Just two seasons ago, Sumit Nagal was returning to pro tennis following hip surgery. Outside the Top 500 of the Pepperstone ATP Rankings, even falling to No. 638 in October 2022, Nagal was admittedly far from where he is today, a career-high No. 98.
His dedication and perseverance throughout his journey is now reaping rewards. The 26-year-old captured the ATP Challenger Tour title in Chennai on Sunday to become the 10th Indian to crack the Top 100 of the Pepperstone ATP Rankings.
“It was the most emotional day for me. As a kid everyone wants to be a Top 100 player. Everyone dreams of having that double-digit ranking,” Nagal told ATPTour.com. “To be able to do this in front of the Indian crowd, I don't think I could've asked for a better place.”
To understand how Nagal reached this point takes revisiting his past. At age eight, Nagal started playing tennis and just two years later he attended a tryout in Bangalore for Mahesh Bhupathi’s academy. The Jhajjar native Nagal asked the former doubles World No. 1 to observe his game, words that forever changed his life as the two remain close today.
“The one guy who has been behind me since day one is Mahesh Bhupathi, another legend from Indian tennis. He has been my mentor, manager, brother, father figure,” Nagal said. “He has played so many roles that I can't even [name]. He has been a big part of the journey. There was a time in 2010 when I quit playing tennis for two or three months and I remember it was only Mahesh and my family pushing me to play this sport again.”
In 2021, Nagal underwent right hip surgery and after not competing for six months, he returned to the ATP Challenger Tour, but not without more turbulence. In his fourth event since surgery, Nagal suffered a tear in his left oblique. The following month, Nagal lost 0-6, 0-6 in Luedenscheid Challenger qualifying, a defeat that sent his mindset into a downward spiral.
“I was in a very dark place where I was not enjoying tennis, couldn’t find motivation,” Nagal told ATPTour.com last year. “I was always asking myself, ‘Why me? I didn’t play for seven or eight months, then I play again for four weeks and I’m out again for six weeks. What else do I need to do?’ You start asking, ‘What do I need to do to get rid of this?’ I couldn’t find answers.”
What an emotional day! Stoked to have cracked the Top 100 Ranking. Feels surreal to achieve it in my home country 🇮🇳 Extremely proud of my team for working hard everyday and giving ourselves a chance to be where we are today— Sumit Nagal (@nagalsumit) February 11, 2024
Three Challenger trophies in the past 12 months have propelled Nagal more than 400 spots in the Pepperstone ATP Rankings.
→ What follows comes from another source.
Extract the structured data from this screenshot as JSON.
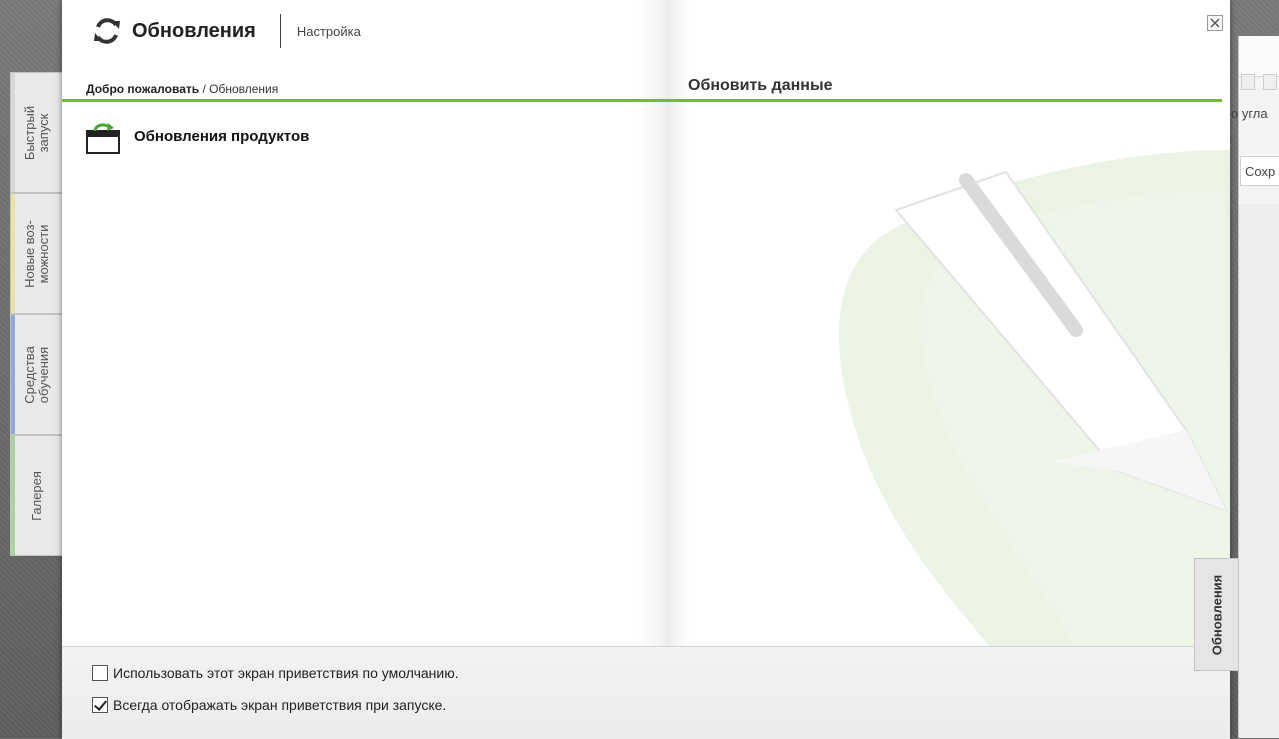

He is the first Indian to crack the Top 100 since Prajnesh Gunneswaran in 2019.
Though trials have been prevalent, Nagal has learned valuable lessons along the way.
“Definitely be patient. Second thing, to have good people around you. Because if you are going through tough times and you're struggling yourself, good people will come in handy,” Nagal said. “For me, my team, my friends, my family. Especially in the 2022 season, I was struggling a lot there. You keep your head down there and try to avoid negative things.
“I tried to keep it very simple. I was just trying to play tennis, tennis, tennis. Hit the ball, hit the ball, hit the ball. A few months later, once you start finding your rhythm and once you are in a better place, things will get better the longer and harder you try.”
It has been a historic start to the 2024 season for Nagal, who last month qualified for the Australian Open and upset Alexander Bublik in the opening round. He became the first Indian since 1989 to beat a seeded player at a major.
Boasting a 9-2 record across all levels this year, Nagal hopes this hot start is just the beginning.
“Next is to stay in the Top 100,” said Nagal, while cracking a laugh. “I'm playing two more Challengers in India. I will focus on that, try to play as many good matches as possible. Then carry on the season, try to stay fit, that will be the biggest key. It's an Olympic year. It's very, very big for me and my country so I would love to be a part of it, represent my country and see how it goes."